Grief, not joy, for some on Mothers Day
While most Thais celebrated with loved ones yesterday, Muhammad Ayub Pathan reports on how some families have been torn apart by violence in the South
Yesterday was Mothers Day, but nine-year-old Suhimee Dolah could not even hug his mum.
The young boy has been in the intensive care unit of Yala hospital for the past five months and relies on a respirator and aspiration unit to remove phlegm and breathe properly.
Suhimee is one of seven children who were injured by a bomb explosion in Tabingtingngo village, Bannang Sata district of Yala on March 17.
Police say the explosive was hidden in a motorcycle which was left parked in the village.
While the bomb targeted a military unit, it also damaged a nearby house and injured the youngsters who were watching television together there.
A soldier and seven children were seriously hurt, including Suhimee and two of his brothers, Bukoree, five, and seven-year-old Mahrobee.
Suhimee suffered the most. The shrapnel sliced into his neck and back and cut nerves near his spinal cord.
He can no longer move his arms or legs. Doctors recently told his mother, Angkhana Wateh, that her son's paralysis is incurable. He is permanently disabled.
"He wants to go to school. He asks me every day when he will go to school again," said Mrs Angkhana, her voice trembling.
"What should I say? How can I tell him?"
The other two sons injured in the bombing attack recovered and were discharged from the hospital, but Mrs Angkhana returns there every day to look after Suhimee.
She said her family would like to take the boy home, but it was impossible because he relies on expensive life support equipment which the family cannot afford to buy.
Since Suhimee was hospitalised, Mrs Angkhana has quit her job to look after her son. Her husband is now the sole breadwinner for the family.
Forget about costly medical equipment, just having enough money to feed the whole family each day is all they can look forward to.
"Suhimee asked me who will take care of him if I die. I told him that his father will look after him," Mrs Angkhana said.
"Then he asked what if his father dies too, and I said he would go to stay with his grandmother."
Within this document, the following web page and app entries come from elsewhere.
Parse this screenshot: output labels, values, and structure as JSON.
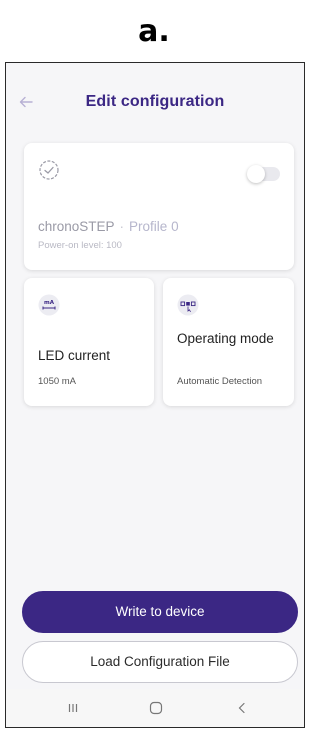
{
  "figure_label": "a.",
  "header": {
    "title": "Edit configuration"
  },
  "profile_card": {
    "name": "chronoSTEP",
    "separator": "·",
    "profile": "Profile 0",
    "power_on": "Power-on level: 100",
    "toggle_on": false
  },
  "led_card": {
    "icon_text": "mA",
    "label": "LED current",
    "value": "1050 mA"
  },
  "mode_card": {
    "label": "Operating mode",
    "value": "Automatic Detection"
  },
  "buttons": {
    "write": "Write to device",
    "load": "Load Configuration File"
  },
  "colors": {
    "accent": "#3b2784",
    "background": "#f6f6f8"
  },
  "icons": {
    "back": "arrow-left-icon",
    "profile": "clock-check-icon",
    "led": "current-ma-icon",
    "mode": "operating-mode-icon",
    "recents": "recents-icon",
    "home": "home-icon",
    "nav_back": "chevron-left-icon"
  }
}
This conversation reflects the fear which resides in the minds of so many people in the restive South. They think a lot about death - and preparing themselves for the possible loss of their loved ones. This is not surprising, with insurgent violence occurring almost daily over the past four years and more than 3,000 people having been killed.
"What I pray for on Mother's Day is just that my son will recover and have a new life, and that he doesn't become permanently disabled as the doctors predict," said Mrs Angkhana.
"He is so young and should grow up to be a good person."
Mrs Angkhana is not the only mother who had to spend Mother's Day without a hug from her child.
Many women in these southern border provinces of Yala, Pattani and Narathiwat mark this special occasion with tears, as they remember sons and daughters lost in the brutality that has become their daily life.
Not for them the happy time other mothers spend with their children on this special day.
Sadly, it not only the mothers who suffer. Many sons and daughters are without their mothers, also innocent victims of the violence.
They are denied the opportunity of telling their mothers how much they love and need them.
"I would like insurgents in the southernmost provinces to know just what it is like to lose a member of their family," Mrs Angkhana said.
She also wishes she had enough money to buy the respirator and suction unit so that she can take care of her boy at home.
Donations for Suhimee's medical equipment can be made at Yala hospital. Call 073-244711.
Wednesday August 13, 2008